### Exercise
Once the pictures have been excluded, set down each remaining entry word for word.

---------- Excerpted data

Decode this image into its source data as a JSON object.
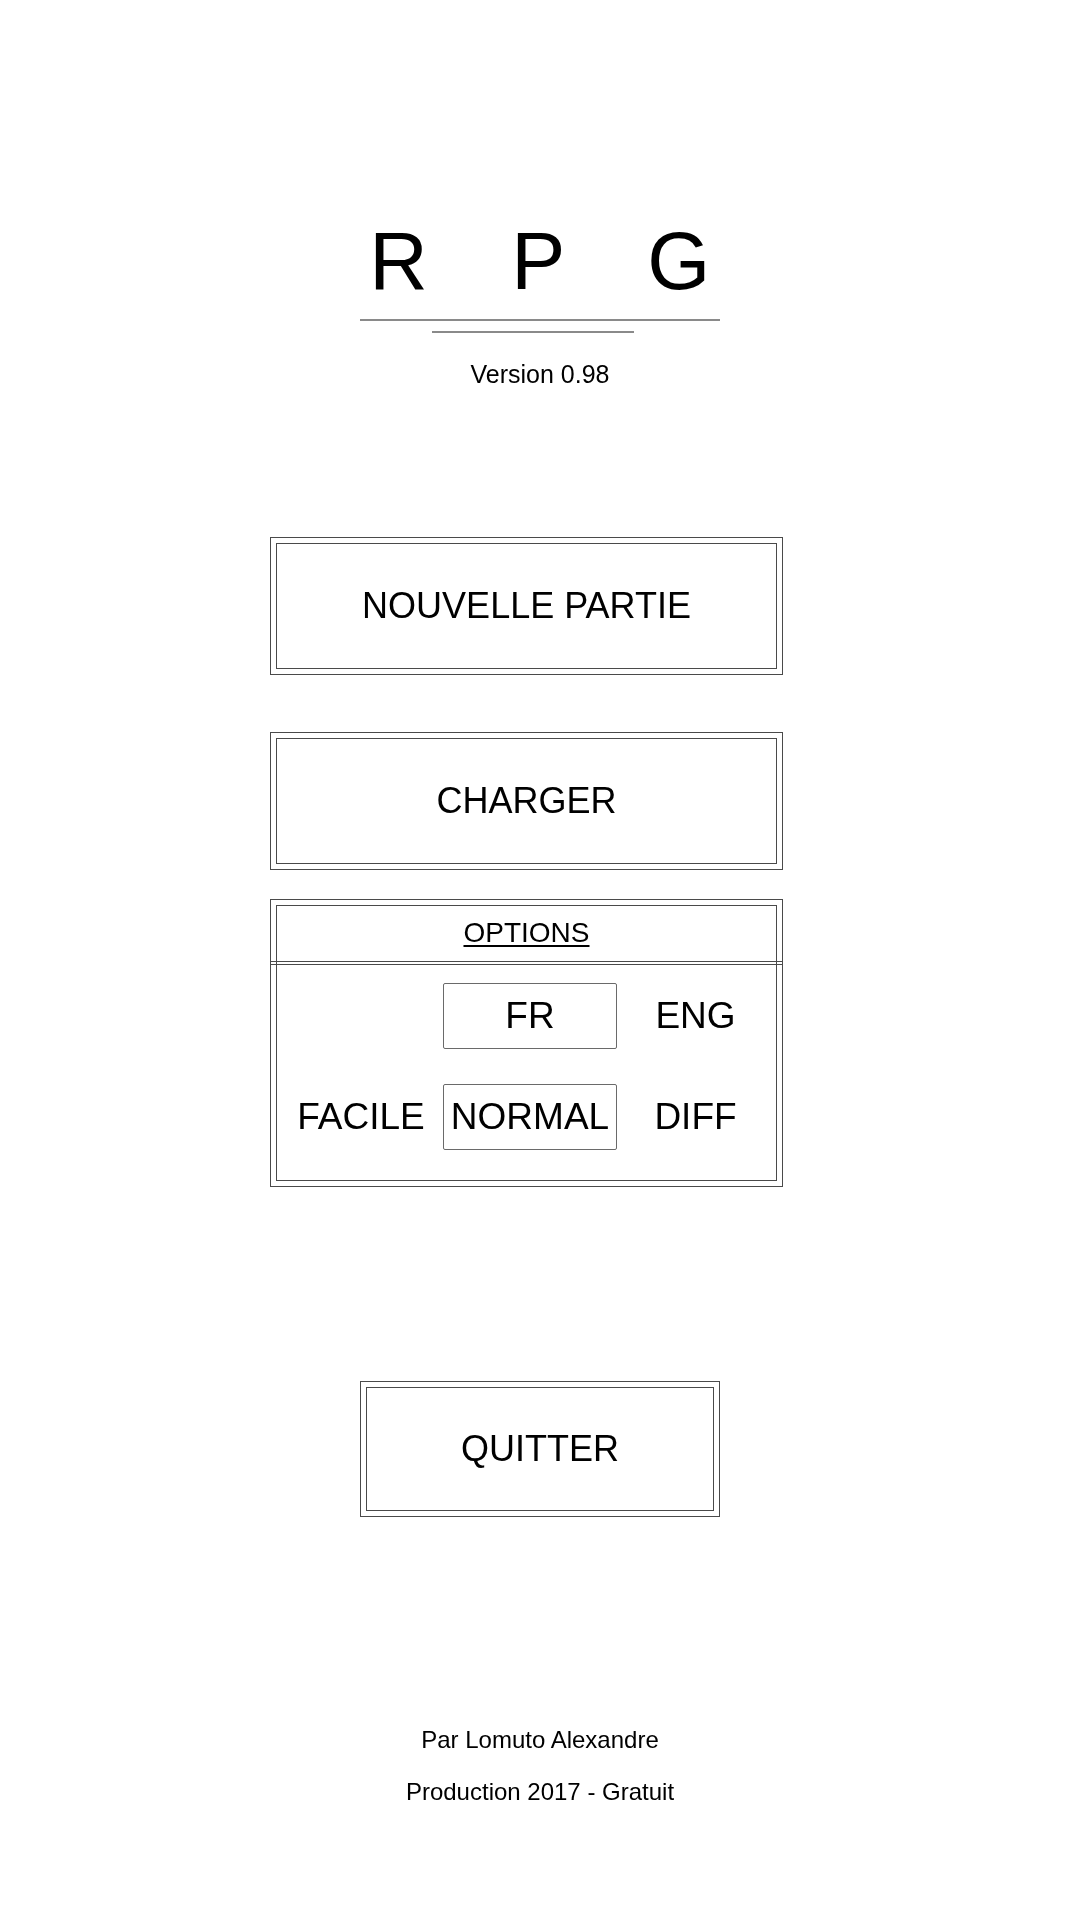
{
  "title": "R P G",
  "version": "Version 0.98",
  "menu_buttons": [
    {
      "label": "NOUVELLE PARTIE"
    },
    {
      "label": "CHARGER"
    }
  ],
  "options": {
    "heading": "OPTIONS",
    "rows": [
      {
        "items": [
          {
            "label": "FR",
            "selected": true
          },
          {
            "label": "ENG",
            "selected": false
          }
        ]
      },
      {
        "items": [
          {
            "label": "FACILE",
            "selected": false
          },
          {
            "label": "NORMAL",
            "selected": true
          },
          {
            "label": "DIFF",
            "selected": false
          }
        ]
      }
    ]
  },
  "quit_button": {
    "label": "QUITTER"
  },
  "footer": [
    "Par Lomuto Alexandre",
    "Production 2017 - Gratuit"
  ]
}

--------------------

### Task answer
Decode this image into its source data as a JSON object.
{
  "title": "R P G",
  "version": "Version 0.98",
  "menu_buttons": [
    {
      "label": "NOUVELLE PARTIE"
    },
    {
      "label": "CHARGER"
    }
  ],
  "options": {
    "heading": "OPTIONS",
    "rows": [
      {
        "items": [
          {
            "label": "FR",
            "selected": true
          },
          {
            "label": "ENG",
            "selected": false
          }
        ]
      },
      {
        "items": [
          {
            "label": "FACILE",
            "selected": false
          },
          {
            "label": "NORMAL",
            "selected": true
          },
          {
            "label": "DIFF",
            "selected": false
          }
        ]
      }
    ]
  },
  "quit_button": {
    "label": "QUITTER"
  },
  "footer": [
    "Par Lomuto Alexandre",
    "Production 2017 - Gratuit"
  ]
}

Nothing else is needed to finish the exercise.